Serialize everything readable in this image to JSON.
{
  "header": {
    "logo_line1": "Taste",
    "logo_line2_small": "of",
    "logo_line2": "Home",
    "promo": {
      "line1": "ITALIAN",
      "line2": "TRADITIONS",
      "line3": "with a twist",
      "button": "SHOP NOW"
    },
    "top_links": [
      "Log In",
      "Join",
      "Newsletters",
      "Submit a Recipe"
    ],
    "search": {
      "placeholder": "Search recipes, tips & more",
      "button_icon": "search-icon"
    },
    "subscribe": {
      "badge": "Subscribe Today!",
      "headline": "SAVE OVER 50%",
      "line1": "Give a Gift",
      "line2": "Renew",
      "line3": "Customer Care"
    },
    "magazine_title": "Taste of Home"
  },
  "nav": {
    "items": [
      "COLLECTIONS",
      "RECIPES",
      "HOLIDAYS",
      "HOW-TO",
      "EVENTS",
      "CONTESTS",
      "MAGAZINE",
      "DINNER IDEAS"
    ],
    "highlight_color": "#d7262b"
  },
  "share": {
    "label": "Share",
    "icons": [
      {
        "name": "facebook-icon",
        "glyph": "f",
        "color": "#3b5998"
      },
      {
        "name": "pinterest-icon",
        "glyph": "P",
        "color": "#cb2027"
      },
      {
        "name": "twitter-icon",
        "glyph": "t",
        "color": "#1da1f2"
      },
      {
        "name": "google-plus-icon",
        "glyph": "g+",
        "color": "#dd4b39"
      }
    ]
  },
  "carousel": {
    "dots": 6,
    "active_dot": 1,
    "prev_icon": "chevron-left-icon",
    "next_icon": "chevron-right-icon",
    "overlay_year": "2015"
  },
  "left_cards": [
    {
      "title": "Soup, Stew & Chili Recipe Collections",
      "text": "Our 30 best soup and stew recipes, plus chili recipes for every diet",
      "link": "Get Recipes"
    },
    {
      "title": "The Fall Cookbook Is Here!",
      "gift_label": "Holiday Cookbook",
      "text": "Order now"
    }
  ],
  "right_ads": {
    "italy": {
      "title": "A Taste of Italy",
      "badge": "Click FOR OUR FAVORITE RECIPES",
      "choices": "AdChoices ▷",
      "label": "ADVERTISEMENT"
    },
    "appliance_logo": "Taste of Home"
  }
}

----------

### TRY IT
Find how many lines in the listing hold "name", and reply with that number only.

### OUTPUT FOR THIS EXERCISE
4